My friend Johanna and I at a Dagensparty in Iida and Erik’s apartment. Dagens are a drink made of white wine, Sprite, and frozen strawberries. Sometimes they are frozen raspberries instead. The name “dagens” means “daily” or “today’s” and is usually used for the daily specials at restaurants. I’m not really sure why this drink is called the daily special, unless you’re supposed to have it every day.
Archive for February, 2009
*=Not pictured are some boxes of photos and other “archives” I have in my parents’ basement in Louisville. Those boxes would fit here in this photo, though. I also have a guitar case that isn’t in the picture. But, okay, other than those things – which would all fit in these closets – shown here really is everything I own.

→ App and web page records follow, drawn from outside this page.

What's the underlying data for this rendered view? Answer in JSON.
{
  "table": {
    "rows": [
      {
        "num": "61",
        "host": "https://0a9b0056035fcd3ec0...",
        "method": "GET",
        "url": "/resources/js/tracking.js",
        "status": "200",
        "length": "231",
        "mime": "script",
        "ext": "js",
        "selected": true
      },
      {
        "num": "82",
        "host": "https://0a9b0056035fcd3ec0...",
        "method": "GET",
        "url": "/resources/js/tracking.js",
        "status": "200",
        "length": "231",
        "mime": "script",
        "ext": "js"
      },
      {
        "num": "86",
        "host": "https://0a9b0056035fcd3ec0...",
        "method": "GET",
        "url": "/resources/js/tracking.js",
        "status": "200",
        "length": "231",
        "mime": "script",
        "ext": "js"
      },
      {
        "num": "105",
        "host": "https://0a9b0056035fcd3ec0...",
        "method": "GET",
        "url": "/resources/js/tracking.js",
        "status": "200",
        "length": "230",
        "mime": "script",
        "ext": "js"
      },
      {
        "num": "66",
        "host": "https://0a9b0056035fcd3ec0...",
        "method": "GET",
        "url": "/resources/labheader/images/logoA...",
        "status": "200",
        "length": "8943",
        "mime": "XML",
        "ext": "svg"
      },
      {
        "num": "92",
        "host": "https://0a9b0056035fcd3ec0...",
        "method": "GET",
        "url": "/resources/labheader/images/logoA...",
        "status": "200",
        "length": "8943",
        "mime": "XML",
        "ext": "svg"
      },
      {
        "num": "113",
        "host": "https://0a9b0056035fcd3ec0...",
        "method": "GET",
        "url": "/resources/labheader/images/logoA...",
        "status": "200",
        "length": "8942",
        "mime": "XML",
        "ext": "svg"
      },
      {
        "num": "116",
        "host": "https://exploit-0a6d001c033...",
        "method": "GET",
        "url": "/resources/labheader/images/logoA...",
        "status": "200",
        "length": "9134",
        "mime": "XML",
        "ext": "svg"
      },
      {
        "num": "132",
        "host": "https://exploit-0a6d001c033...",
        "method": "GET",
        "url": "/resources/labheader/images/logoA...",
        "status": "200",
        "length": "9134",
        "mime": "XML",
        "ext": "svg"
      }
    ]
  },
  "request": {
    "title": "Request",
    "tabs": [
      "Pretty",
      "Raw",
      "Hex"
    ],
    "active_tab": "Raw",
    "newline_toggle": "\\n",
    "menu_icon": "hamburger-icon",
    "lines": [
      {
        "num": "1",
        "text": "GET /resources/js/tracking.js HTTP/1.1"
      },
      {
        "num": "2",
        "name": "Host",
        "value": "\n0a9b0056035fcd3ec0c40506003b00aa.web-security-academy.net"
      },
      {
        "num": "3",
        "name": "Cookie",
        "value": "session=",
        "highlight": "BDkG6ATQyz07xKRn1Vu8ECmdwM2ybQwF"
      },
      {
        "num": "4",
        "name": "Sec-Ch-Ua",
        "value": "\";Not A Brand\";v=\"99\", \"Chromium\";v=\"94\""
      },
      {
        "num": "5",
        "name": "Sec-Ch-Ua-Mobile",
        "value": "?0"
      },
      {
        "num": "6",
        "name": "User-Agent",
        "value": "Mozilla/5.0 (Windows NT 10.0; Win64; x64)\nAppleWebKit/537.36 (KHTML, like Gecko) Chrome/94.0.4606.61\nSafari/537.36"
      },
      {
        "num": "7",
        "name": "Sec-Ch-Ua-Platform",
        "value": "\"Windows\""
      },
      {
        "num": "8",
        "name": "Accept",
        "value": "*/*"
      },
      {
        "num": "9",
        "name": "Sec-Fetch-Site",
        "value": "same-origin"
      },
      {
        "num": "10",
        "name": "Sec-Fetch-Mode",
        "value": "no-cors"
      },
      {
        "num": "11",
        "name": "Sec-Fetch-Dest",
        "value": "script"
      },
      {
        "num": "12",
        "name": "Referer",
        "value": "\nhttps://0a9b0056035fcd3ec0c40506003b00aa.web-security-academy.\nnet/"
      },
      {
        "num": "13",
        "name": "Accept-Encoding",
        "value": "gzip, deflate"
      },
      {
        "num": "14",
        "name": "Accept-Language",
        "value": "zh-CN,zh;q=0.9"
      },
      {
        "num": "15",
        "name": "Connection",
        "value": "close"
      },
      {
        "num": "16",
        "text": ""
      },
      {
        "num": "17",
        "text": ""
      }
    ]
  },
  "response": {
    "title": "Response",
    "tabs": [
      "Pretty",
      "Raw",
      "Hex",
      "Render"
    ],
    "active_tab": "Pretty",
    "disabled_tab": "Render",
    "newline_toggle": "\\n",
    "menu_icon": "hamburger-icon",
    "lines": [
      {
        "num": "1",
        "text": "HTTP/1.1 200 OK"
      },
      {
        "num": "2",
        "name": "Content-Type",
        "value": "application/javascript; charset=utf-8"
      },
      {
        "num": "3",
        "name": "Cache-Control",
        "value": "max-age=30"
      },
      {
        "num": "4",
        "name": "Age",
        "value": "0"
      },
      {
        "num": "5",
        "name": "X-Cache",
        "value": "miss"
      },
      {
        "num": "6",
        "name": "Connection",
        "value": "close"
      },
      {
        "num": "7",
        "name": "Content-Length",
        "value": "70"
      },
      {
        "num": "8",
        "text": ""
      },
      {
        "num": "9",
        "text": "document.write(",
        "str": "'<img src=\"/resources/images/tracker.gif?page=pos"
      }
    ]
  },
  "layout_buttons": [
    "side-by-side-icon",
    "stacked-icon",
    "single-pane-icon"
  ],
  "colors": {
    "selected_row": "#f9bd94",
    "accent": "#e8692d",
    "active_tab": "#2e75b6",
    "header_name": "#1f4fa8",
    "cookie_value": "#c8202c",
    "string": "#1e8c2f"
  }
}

Oh yeah, and I guess you’re not seeing the clothes I was wearing or the camera I used to take the picture. But seriously, other than those things…
After a few days, I moved in with a Dutch guy named Sander in another suburb of Stockholm called Hagsštra. I found him and the apartment on the internet and made contact with him from America, so I already had this lined up. He is a carpenter who moved to Sweden about a year ago. Because of all the snow, moving in took a few days, even though I only own two bags of stuff. These are some photos of the apartment. It’s about a 10-minute walk to the Tunnelbana (subway) and from there it’s only about 17 minutes to the center of Stockholm.
Night view of a frozen park and forest seen from Iida and Erik’s kitchen window. They live on the eighth floor, which Swedes call the seventh floor. The ground level is always zero. You can’t really see it in the photo but there are some people out there cross-country skiing.
A quiet scene of the courtyard between the apartment buildings. I thought this looked kind of scary and reminded me of the awesome Swedish vampire movie “LŚt den Rštte Komma In” (trailer).
When I first arrived in Stockholm, I stayed with my friends Iida and Erik in a suburb called Haninge. This is the Handen station of the PendeltŚg (commuter train) near their house in Haninge. I was greeted with several days of heavy snow. Welcome to Sweden!
This is a photo of the television playing the amazing movie “King of Kong” which is a documentary from 2007 about the fight for the world record Donkey Kong score. As you can see, it is subtitled in Swedish. All the programming shown here is run in its original language with subtitles. This is part of why Swedes speak perfect English. An interesting fact I learned about the Swedish language is it contains no words which are considered inappropriate for broadcasting. Every word in the language can be said on television.
My dear friend Emma Pettersson and her cat SkrŚllan, whose hair is still all over my stuff. This was the third occasion in a year’s time that I have stayed in her MalmŲ apartment. We also met up last summer when she and fellow MalmŲ friend Wictoria Trei were visiting New York City.